Task inputs below:

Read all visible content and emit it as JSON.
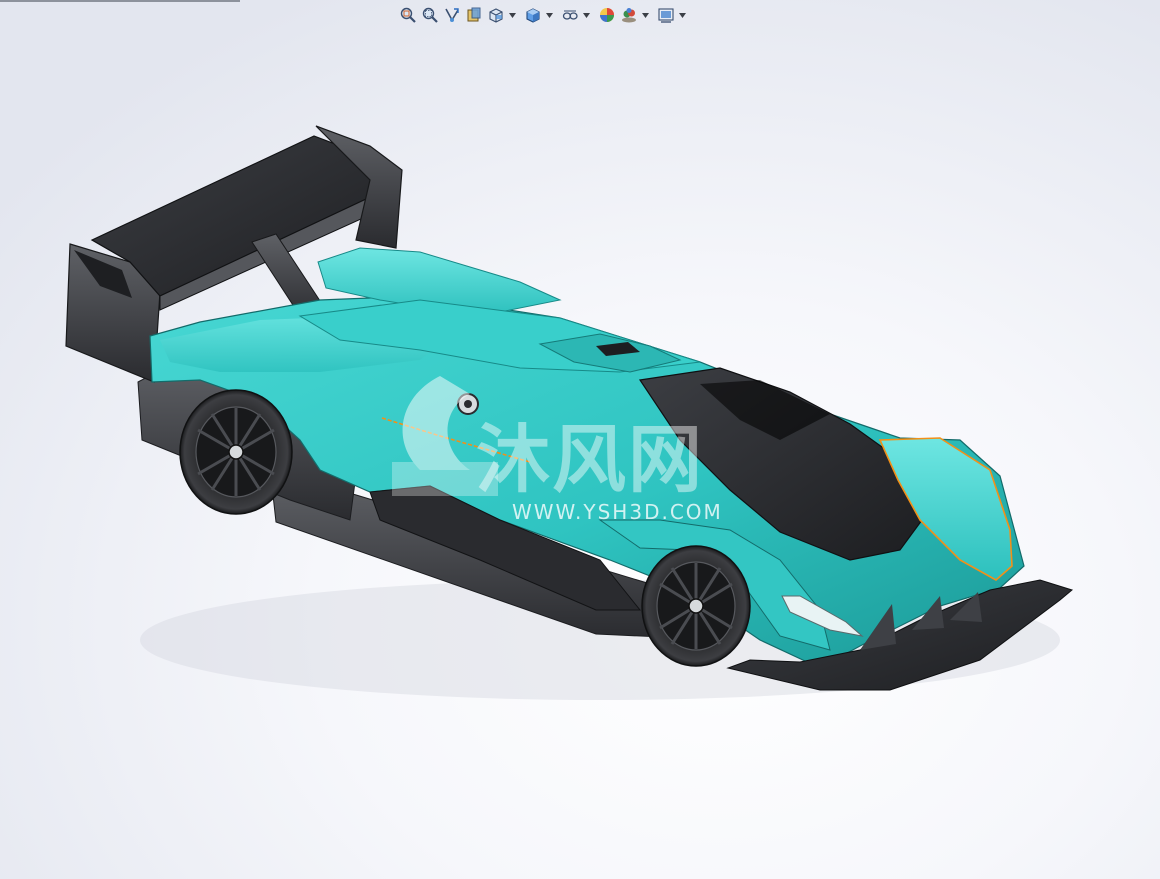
{
  "toolbar": {
    "buttons": [
      {
        "name": "zoom-to-fit",
        "icon": "zoom-fit-icon"
      },
      {
        "name": "zoom-to-area",
        "icon": "zoom-area-icon"
      },
      {
        "name": "previous-view",
        "icon": "previous-view-icon"
      },
      {
        "name": "section-view",
        "icon": "section-view-icon"
      },
      {
        "name": "view-orientation",
        "icon": "view-orientation-icon"
      },
      {
        "name": "display-style",
        "icon": "display-style-icon"
      },
      {
        "name": "hide-show-items",
        "icon": "hide-show-icon"
      },
      {
        "name": "edit-appearance",
        "icon": "edit-appearance-icon"
      },
      {
        "name": "apply-scene",
        "icon": "apply-scene-icon"
      },
      {
        "name": "view-settings",
        "icon": "view-settings-icon"
      }
    ]
  },
  "watermark": {
    "brand_cn": "沐风网",
    "url": "WWW.YSH3D.COM"
  },
  "colors": {
    "body_teal": "#2fc7c4",
    "body_teal_dark": "#1d9c9b",
    "carbon": "#2b2c30",
    "carbon_light": "#55575c",
    "accent_orange": "#f29018",
    "background": "#eef0f5"
  }
}
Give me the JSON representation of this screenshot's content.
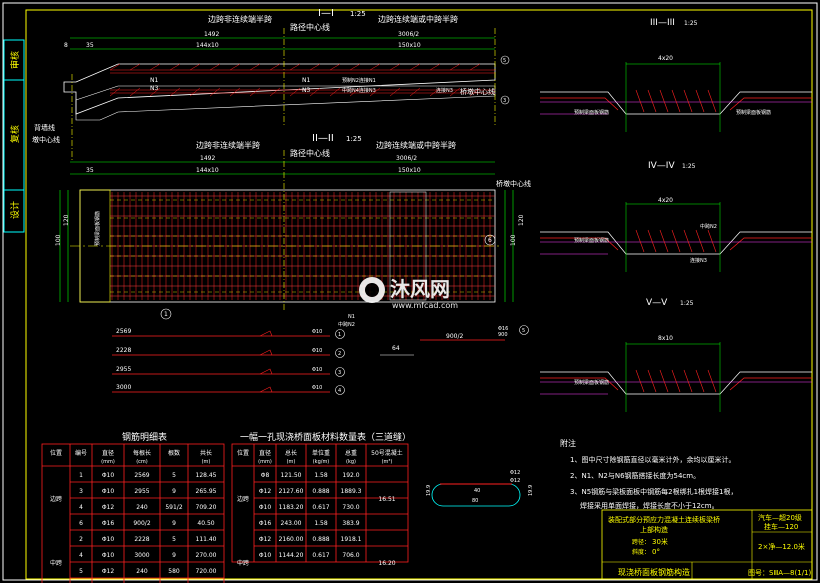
{
  "left_stamps": [
    "审核",
    "复核",
    "设计"
  ],
  "section_I": {
    "label": "I—I",
    "scale": "1:25"
  },
  "plan_II": {
    "label": "II—II",
    "scale": "1:25"
  },
  "section_III": {
    "label": "III—III",
    "scale": "1:25"
  },
  "section_IV": {
    "label": "IV—IV",
    "scale": "1:25"
  },
  "section_V": {
    "label": "V—V",
    "scale": "1:25"
  },
  "annot": {
    "side_span": "边跨非连续端半跨",
    "pier_center": "路径中心线",
    "cont_span": "边跨连续端或中跨半跨",
    "bridge_center": "桥墩中心线",
    "abut_center": "背墙线",
    "cross_center": "墩中心线",
    "dims": {
      "d1492": "1492",
      "d144x10": "144x10",
      "d150x10": "150x10",
      "d3006": "3006/2",
      "d35": "35",
      "d8": "8",
      "d6": "6",
      "d4x20": "4x20",
      "d8x10": "8x10",
      "d100": "100",
      "d120": "120",
      "d64": "64",
      "d900": "900/2"
    },
    "bars": {
      "n1": "N1",
      "n2": "N2",
      "n3": "N3",
      "n4": "N4"
    },
    "notes_small": [
      "预制N2连接N1",
      "中跨N4连接N3",
      "连接N3",
      "中跨N2"
    ],
    "slab_labels": [
      "预制梁面板钢筋",
      "预制梁面板钢筋",
      "预制梁面板钢筋",
      "预制梁面板钢筋",
      "预制梁面板钢筋"
    ]
  },
  "bar_shapes": [
    {
      "id": "1",
      "len": "2569",
      "dia": "Φ10"
    },
    {
      "id": "2",
      "len": "2228",
      "dia": "Φ10"
    },
    {
      "id": "3",
      "len": "2955",
      "dia": "Φ10"
    },
    {
      "id": "4",
      "len": "3000",
      "dia": "Φ10"
    },
    {
      "id": "5",
      "len": "900",
      "dia": "Φ16"
    }
  ],
  "hook_detail": {
    "dia1": "Φ12",
    "dia2": "Φ12",
    "w40": "40",
    "w80": "80",
    "h": "19.9"
  },
  "rebar_table": {
    "title": "钢筋明细表",
    "headers": [
      "位置",
      "编号",
      "直径",
      "每根长",
      "根数",
      "共长"
    ],
    "units": [
      "",
      "",
      "(mm)",
      "(cm)",
      "",
      "(m)"
    ],
    "rows": [
      [
        "边跨",
        "1",
        "Φ10",
        "2569",
        "5",
        "128.45"
      ],
      [
        "",
        "3",
        "Φ10",
        "2955",
        "9",
        "265.95"
      ],
      [
        "",
        "4",
        "Φ12",
        "240",
        "591/2",
        "709.20"
      ],
      [
        "",
        "6",
        "Φ16",
        "900/2",
        "9",
        "40.50"
      ],
      [
        "中跨",
        "2",
        "Φ10",
        "2228",
        "5",
        "111.40"
      ],
      [
        "",
        "4",
        "Φ10",
        "3000",
        "9",
        "270.00"
      ],
      [
        "",
        "5",
        "Φ12",
        "240",
        "580",
        "720.00"
      ],
      [
        "",
        "6",
        "Φ16",
        "900",
        "9",
        "81.00"
      ]
    ]
  },
  "material_table": {
    "title": "一幅一孔现浇桥面板材料数量表（三道缝）",
    "headers": [
      "位置",
      "直径",
      "总长",
      "单位重",
      "总重",
      "50号混凝土"
    ],
    "units": [
      "",
      "(mm)",
      "(m)",
      "(kg/m)",
      "(kg)",
      "(m³)"
    ],
    "rows": [
      [
        "边跨",
        "Φ8",
        "121.50",
        "1.58",
        "192.0",
        "16.51"
      ],
      [
        "",
        "Φ12",
        "2127.60",
        "0.888",
        "1889.3",
        ""
      ],
      [
        "",
        "Φ10",
        "1183.20",
        "0.617",
        "730.0",
        ""
      ],
      [
        "",
        "Φ16",
        "243.00",
        "1.58",
        "383.9",
        ""
      ],
      [
        "中跨",
        "Φ12",
        "2160.00",
        "0.888",
        "1918.1",
        "16.20"
      ],
      [
        "",
        "Φ10",
        "1144.20",
        "0.617",
        "706.0",
        ""
      ]
    ]
  },
  "notes": {
    "title": "附注",
    "items": [
      "1、图中尺寸除钢筋直径以毫米计外，余均以厘米计。",
      "2、N1、N2与N6钢筋搭接长度为54cm。",
      "3、N5钢筋与梁板面板中钢筋每2根绑扎1根焊接1根，",
      "焊接采用单面焊接，焊接长度不小于12cm。"
    ]
  },
  "title_block": {
    "project": "装配式部分预应力混凝土连续板梁桥上部构造",
    "load": "汽车—超20级",
    "load2": "挂车—120",
    "span_label": "跨径：",
    "span": "30米",
    "skew_label": "斜度：",
    "skew": "0°",
    "width": "2×净—12.0米",
    "drawing": "现浇桥面板钢筋构造",
    "number": "图号：SⅢA—8(1/1)"
  },
  "watermark": {
    "name": "沐风网",
    "url": "www.mfcad.com"
  }
}
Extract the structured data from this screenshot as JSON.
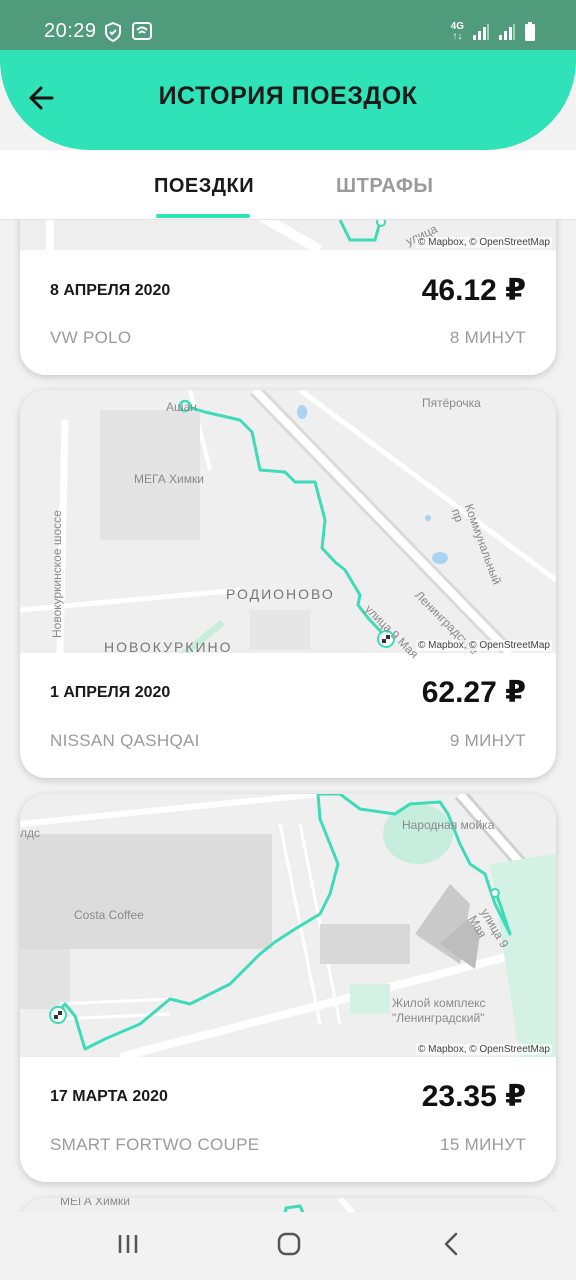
{
  "status": {
    "time": "20:29",
    "network": "4G"
  },
  "header": {
    "title": "ИСТОРИЯ ПОЕЗДОК"
  },
  "tabs": [
    {
      "label": "ПОЕЗДКИ"
    },
    {
      "label": "ШТРАФЫ"
    }
  ],
  "map_attribution": "© Mapbox, © OpenStreetMap",
  "trips": [
    {
      "date": "8 АПРЕЛЯ 2020",
      "price": "46.12 ₽",
      "car": "VW POLO",
      "duration": "8 МИНУТ",
      "map_labels": [
        "улица"
      ]
    },
    {
      "date": "1 АПРЕЛЯ 2020",
      "price": "62.27 ₽",
      "car": "NISSAN QASHQAI",
      "duration": "9 МИНУТ",
      "map_labels": [
        "Ашан",
        "Пятёрочка",
        "МЕГА Химки",
        "Коммунальный пр",
        "Новокуркинское шоссе",
        "РОДИОНОВО",
        "НОВОКУРКИНО",
        "улица 9 Мая",
        "Ленинградское"
      ]
    },
    {
      "date": "17 МАРТА 2020",
      "price": "23.35 ₽",
      "car": "SMART FORTWO COUPE",
      "duration": "15 МИНУТ",
      "map_labels": [
        "Народная мойка",
        "Costa Coffee",
        "улица 9 Мая",
        "Жилой комплекс",
        "\"Ленинградский\"",
        "лдс"
      ]
    }
  ],
  "partial_next_map_label": "МЕГА Химки",
  "colors": {
    "accent": "#2fe2b8",
    "status_bar": "#4f9b7b",
    "route": "#3ddbb7"
  },
  "nav": {
    "icons": [
      "recents-icon",
      "home-icon",
      "back-icon"
    ]
  }
}
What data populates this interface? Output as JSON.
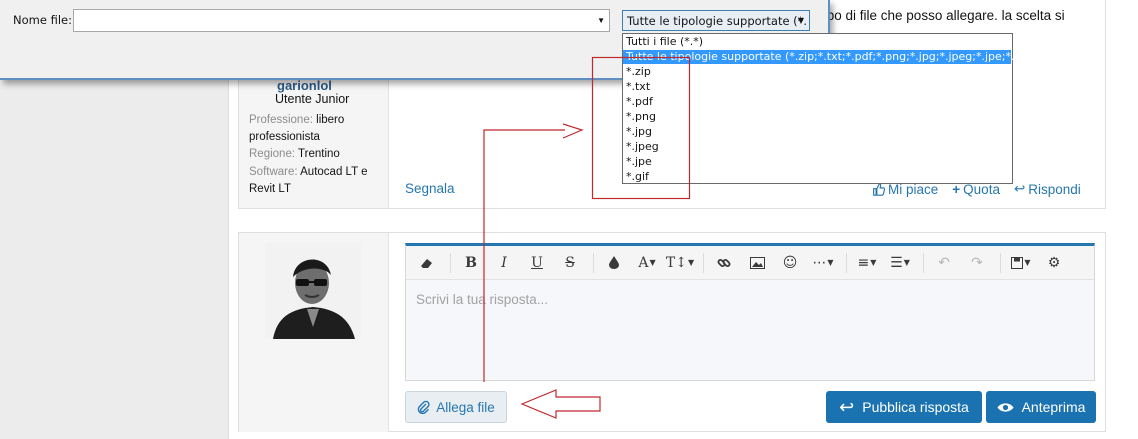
{
  "dialog": {
    "filename_label": "Nome file:",
    "filename_value": "",
    "filetype_selected": "Tutte le tipologie supportate (*.",
    "filetype_options": [
      "Tutti i file (*.*)",
      "Tutte le tipologie supportate (*.zip;*.txt;*.pdf;*.png;*.jpg;*.jpeg;*.jpe;*.gif)",
      "*.zip",
      "*.txt",
      "*.pdf",
      "*.png",
      "*.jpg",
      "*.jpeg",
      "*.jpe",
      "*.gif"
    ],
    "selected_index": 1
  },
  "post": {
    "text_lines": [
      "tipo di file che posso allegare. la scelta si",
      "…"
    ],
    "username": "garionlol",
    "user_title": "Utente Junior",
    "profession_label": "Professione:",
    "profession_value": "libero professionista",
    "region_label": "Regione:",
    "region_value": "Trentino",
    "software_label": "Software:",
    "software_value": "Autocad LT e Revit LT",
    "report": "Segnala",
    "like": "Mi piace",
    "quote": "Quota",
    "reply": "Rispondi"
  },
  "editor": {
    "placeholder": "Scrivi la tua risposta...",
    "toolbar_icons": [
      "eraser-icon",
      "bold-icon",
      "italic-icon",
      "underline-icon",
      "strikethrough-icon",
      "text-color-icon",
      "font-family-icon",
      "font-size-icon",
      "link-icon",
      "image-icon",
      "smiley-icon",
      "more-icon",
      "align-icon",
      "list-icon",
      "undo-icon",
      "redo-icon",
      "save-draft-icon",
      "settings-icon"
    ],
    "attach_label": "Allega file",
    "publish_label": "Pubblica risposta",
    "preview_label": "Anteprima"
  },
  "colors": {
    "accent": "#2577b1",
    "button_blue": "#1a73b0",
    "selection_blue": "#3399ff",
    "annotation_red": "#c0282d"
  }
}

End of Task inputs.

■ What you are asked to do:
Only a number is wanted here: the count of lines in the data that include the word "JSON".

■ Result below:
4